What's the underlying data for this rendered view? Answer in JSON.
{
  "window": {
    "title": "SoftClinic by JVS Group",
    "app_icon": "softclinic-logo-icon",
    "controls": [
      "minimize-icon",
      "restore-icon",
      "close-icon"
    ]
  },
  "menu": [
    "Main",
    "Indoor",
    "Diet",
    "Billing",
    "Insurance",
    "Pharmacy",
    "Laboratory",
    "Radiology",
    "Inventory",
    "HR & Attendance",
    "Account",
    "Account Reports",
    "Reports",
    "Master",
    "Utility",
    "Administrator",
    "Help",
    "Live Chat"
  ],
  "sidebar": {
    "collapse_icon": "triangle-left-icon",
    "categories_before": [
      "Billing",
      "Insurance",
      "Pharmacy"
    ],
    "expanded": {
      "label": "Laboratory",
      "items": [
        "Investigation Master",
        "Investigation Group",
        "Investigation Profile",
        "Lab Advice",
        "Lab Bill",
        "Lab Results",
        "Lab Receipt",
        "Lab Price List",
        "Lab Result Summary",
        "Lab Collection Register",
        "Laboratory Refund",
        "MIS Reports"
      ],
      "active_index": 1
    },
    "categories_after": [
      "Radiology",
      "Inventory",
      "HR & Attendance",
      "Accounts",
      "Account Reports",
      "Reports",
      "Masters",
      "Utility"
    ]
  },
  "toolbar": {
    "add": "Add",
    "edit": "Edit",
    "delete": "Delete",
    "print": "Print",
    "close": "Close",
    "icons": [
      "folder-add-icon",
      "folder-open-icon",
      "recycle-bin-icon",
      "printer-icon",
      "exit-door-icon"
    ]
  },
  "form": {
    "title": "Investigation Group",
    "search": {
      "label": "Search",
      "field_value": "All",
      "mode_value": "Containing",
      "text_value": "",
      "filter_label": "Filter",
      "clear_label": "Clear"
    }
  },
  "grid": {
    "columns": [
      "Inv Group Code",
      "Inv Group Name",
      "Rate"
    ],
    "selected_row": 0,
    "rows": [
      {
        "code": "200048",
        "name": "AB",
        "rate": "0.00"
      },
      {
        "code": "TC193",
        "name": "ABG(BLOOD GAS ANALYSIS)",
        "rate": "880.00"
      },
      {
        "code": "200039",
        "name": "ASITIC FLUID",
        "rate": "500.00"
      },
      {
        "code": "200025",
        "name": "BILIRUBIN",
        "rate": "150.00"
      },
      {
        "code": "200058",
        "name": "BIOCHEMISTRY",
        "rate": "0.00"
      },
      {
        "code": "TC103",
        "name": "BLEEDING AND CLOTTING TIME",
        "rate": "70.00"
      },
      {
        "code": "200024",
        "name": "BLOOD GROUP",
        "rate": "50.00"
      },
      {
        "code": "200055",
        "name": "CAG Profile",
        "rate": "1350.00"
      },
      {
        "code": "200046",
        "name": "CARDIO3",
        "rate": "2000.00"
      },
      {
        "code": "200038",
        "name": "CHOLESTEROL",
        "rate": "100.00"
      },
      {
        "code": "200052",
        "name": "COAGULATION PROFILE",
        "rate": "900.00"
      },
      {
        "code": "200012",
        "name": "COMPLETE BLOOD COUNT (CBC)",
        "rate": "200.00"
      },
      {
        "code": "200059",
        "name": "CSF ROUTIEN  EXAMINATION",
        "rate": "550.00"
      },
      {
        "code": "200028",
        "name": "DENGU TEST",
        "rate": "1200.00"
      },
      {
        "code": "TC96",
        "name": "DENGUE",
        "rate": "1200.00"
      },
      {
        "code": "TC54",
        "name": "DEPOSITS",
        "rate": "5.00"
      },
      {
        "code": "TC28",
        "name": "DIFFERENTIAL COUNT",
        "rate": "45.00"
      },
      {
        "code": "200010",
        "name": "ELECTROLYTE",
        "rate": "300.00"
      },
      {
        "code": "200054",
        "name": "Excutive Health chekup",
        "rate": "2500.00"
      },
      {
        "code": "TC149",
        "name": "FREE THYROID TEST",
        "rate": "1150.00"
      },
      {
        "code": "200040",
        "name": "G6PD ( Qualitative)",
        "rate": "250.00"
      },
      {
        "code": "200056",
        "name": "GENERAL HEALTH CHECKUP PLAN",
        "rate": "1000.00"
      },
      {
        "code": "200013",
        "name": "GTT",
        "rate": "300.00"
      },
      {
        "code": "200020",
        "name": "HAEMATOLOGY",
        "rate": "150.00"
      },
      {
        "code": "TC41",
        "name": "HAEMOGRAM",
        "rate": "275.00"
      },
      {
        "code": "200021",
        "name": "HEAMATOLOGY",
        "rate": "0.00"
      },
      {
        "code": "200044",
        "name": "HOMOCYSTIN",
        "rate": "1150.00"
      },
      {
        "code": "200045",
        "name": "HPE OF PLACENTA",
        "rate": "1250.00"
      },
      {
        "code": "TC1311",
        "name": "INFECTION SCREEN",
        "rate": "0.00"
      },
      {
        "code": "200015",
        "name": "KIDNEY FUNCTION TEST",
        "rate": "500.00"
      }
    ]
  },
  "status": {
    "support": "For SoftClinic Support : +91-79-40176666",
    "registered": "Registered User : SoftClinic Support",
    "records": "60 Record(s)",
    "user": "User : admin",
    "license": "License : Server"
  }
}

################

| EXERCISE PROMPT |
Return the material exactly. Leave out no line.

| SOLVED PROBLEM |
What's the underlying data for this rendered view? Answer in JSON.
{
  "window": {
    "title": "SoftClinic by JVS Group",
    "app_icon": "softclinic-logo-icon",
    "controls": [
      "minimize-icon",
      "restore-icon",
      "close-icon"
    ]
  },
  "menu": [
    "Main",
    "Indoor",
    "Diet",
    "Billing",
    "Insurance",
    "Pharmacy",
    "Laboratory",
    "Radiology",
    "Inventory",
    "HR & Attendance",
    "Account",
    "Account Reports",
    "Reports",
    "Master",
    "Utility",
    "Administrator",
    "Help",
    "Live Chat"
  ],
  "sidebar": {
    "collapse_icon": "triangle-left-icon",
    "categories_before": [
      "Billing",
      "Insurance",
      "Pharmacy"
    ],
    "expanded": {
      "label": "Laboratory",
      "items": [
        "Investigation Master",
        "Investigation Group",
        "Investigation Profile",
        "Lab Advice",
        "Lab Bill",
        "Lab Results",
        "Lab Receipt",
        "Lab Price List",
        "Lab Result Summary",
        "Lab Collection Register",
        "Laboratory Refund",
        "MIS Reports"
      ],
      "active_index": 1
    },
    "categories_after": [
      "Radiology",
      "Inventory",
      "HR & Attendance",
      "Accounts",
      "Account Reports",
      "Reports",
      "Masters",
      "Utility"
    ]
  },
  "toolbar": {
    "add": "Add",
    "edit": "Edit",
    "delete": "Delete",
    "print": "Print",
    "close": "Close",
    "icons": [
      "folder-add-icon",
      "folder-open-icon",
      "recycle-bin-icon",
      "printer-icon",
      "exit-door-icon"
    ]
  },
  "form": {
    "title": "Investigation Group",
    "search": {
      "label": "Search",
      "field_value": "All",
      "mode_value": "Containing",
      "text_value": "",
      "filter_label": "Filter",
      "clear_label": "Clear"
    }
  },
  "grid": {
    "columns": [
      "Inv Group Code",
      "Inv Group Name",
      "Rate"
    ],
    "selected_row": 0,
    "rows": [
      {
        "code": "200048",
        "name": "AB",
        "rate": "0.00"
      },
      {
        "code": "TC193",
        "name": "ABG(BLOOD GAS ANALYSIS)",
        "rate": "880.00"
      },
      {
        "code": "200039",
        "name": "ASITIC FLUID",
        "rate": "500.00"
      },
      {
        "code": "200025",
        "name": "BILIRUBIN",
        "rate": "150.00"
      },
      {
        "code": "200058",
        "name": "BIOCHEMISTRY",
        "rate": "0.00"
      },
      {
        "code": "TC103",
        "name": "BLEEDING AND CLOTTING TIME",
        "rate": "70.00"
      },
      {
        "code": "200024",
        "name": "BLOOD GROUP",
        "rate": "50.00"
      },
      {
        "code": "200055",
        "name": "CAG Profile",
        "rate": "1350.00"
      },
      {
        "code": "200046",
        "name": "CARDIO3",
        "rate": "2000.00"
      },
      {
        "code": "200038",
        "name": "CHOLESTEROL",
        "rate": "100.00"
      },
      {
        "code": "200052",
        "name": "COAGULATION PROFILE",
        "rate": "900.00"
      },
      {
        "code": "200012",
        "name": "COMPLETE BLOOD COUNT (CBC)",
        "rate": "200.00"
      },
      {
        "code": "200059",
        "name": "CSF ROUTIEN  EXAMINATION",
        "rate": "550.00"
      },
      {
        "code": "200028",
        "name": "DENGU TEST",
        "rate": "1200.00"
      },
      {
        "code": "TC96",
        "name": "DENGUE",
        "rate": "1200.00"
      },
      {
        "code": "TC54",
        "name": "DEPOSITS",
        "rate": "5.00"
      },
      {
        "code": "TC28",
        "name": "DIFFERENTIAL COUNT",
        "rate": "45.00"
      },
      {
        "code": "200010",
        "name": "ELECTROLYTE",
        "rate": "300.00"
      },
      {
        "code": "200054",
        "name": "Excutive Health chekup",
        "rate": "2500.00"
      },
      {
        "code": "TC149",
        "name": "FREE THYROID TEST",
        "rate": "1150.00"
      },
      {
        "code": "200040",
        "name": "G6PD ( Qualitative)",
        "rate": "250.00"
      },
      {
        "code": "200056",
        "name": "GENERAL HEALTH CHECKUP PLAN",
        "rate": "1000.00"
      },
      {
        "code": "200013",
        "name": "GTT",
        "rate": "300.00"
      },
      {
        "code": "200020",
        "name": "HAEMATOLOGY",
        "rate": "150.00"
      },
      {
        "code": "TC41",
        "name": "HAEMOGRAM",
        "rate": "275.00"
      },
      {
        "code": "200021",
        "name": "HEAMATOLOGY",
        "rate": "0.00"
      },
      {
        "code": "200044",
        "name": "HOMOCYSTIN",
        "rate": "1150.00"
      },
      {
        "code": "200045",
        "name": "HPE OF PLACENTA",
        "rate": "1250.00"
      },
      {
        "code": "TC1311",
        "name": "INFECTION SCREEN",
        "rate": "0.00"
      },
      {
        "code": "200015",
        "name": "KIDNEY FUNCTION TEST",
        "rate": "500.00"
      }
    ]
  },
  "status": {
    "support": "For SoftClinic Support : +91-79-40176666",
    "registered": "Registered User : SoftClinic Support",
    "records": "60 Record(s)",
    "user": "User : admin",
    "license": "License : Server"
  }
}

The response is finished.